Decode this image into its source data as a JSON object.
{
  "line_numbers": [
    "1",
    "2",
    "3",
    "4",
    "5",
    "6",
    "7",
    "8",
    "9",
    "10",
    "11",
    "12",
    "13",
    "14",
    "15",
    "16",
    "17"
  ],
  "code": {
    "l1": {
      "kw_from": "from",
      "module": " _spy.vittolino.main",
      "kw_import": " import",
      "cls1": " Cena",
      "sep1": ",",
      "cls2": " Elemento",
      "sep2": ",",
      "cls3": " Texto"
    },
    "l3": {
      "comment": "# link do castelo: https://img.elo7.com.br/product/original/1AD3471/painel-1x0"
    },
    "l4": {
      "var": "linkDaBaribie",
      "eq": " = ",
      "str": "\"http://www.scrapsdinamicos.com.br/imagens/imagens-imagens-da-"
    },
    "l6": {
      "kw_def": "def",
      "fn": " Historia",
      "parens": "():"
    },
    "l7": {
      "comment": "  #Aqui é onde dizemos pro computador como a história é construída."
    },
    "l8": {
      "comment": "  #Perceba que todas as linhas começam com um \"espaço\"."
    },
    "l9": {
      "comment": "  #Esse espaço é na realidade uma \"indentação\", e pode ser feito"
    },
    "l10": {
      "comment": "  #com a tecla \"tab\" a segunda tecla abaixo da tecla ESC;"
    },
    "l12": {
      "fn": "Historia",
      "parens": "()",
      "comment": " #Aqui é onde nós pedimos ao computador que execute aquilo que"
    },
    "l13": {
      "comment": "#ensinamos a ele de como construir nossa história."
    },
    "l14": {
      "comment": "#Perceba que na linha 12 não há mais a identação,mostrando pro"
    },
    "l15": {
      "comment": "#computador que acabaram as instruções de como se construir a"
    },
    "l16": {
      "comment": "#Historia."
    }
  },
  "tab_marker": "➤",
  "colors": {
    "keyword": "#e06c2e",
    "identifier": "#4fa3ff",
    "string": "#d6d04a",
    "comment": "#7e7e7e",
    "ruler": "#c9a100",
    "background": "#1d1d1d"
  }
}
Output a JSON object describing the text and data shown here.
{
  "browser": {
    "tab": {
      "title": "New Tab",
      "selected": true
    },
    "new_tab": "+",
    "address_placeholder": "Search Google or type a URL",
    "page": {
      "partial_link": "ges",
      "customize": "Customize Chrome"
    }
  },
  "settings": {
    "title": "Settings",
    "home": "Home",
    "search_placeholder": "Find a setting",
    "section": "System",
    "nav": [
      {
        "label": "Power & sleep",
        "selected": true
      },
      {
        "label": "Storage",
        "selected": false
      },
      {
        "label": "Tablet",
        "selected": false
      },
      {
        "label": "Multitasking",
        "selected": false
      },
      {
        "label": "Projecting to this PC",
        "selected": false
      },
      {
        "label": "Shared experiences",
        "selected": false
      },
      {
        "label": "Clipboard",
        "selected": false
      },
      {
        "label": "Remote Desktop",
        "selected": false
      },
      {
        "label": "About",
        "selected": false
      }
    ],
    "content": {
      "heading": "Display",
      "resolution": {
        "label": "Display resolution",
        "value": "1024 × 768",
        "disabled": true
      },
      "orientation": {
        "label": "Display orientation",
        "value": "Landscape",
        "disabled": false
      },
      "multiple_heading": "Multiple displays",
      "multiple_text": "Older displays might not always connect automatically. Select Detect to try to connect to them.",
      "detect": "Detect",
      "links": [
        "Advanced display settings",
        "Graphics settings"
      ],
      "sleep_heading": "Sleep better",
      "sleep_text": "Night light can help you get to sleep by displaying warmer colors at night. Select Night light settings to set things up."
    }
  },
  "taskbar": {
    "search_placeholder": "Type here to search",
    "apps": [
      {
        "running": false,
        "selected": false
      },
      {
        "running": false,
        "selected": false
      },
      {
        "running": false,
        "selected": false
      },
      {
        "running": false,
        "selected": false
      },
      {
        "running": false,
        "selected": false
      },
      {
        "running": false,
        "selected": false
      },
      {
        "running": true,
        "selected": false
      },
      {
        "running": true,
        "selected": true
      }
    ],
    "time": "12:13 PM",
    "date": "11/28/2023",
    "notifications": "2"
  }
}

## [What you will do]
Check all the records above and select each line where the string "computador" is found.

## [Result]
      "comment": "  #Aqui é onde dizemos pro computador como a história é construída."
      "comment": " #Aqui é onde nós pedimos ao computador que execute aquilo que"
      "comment": "#computador que acabaram as instruções de como se construir a"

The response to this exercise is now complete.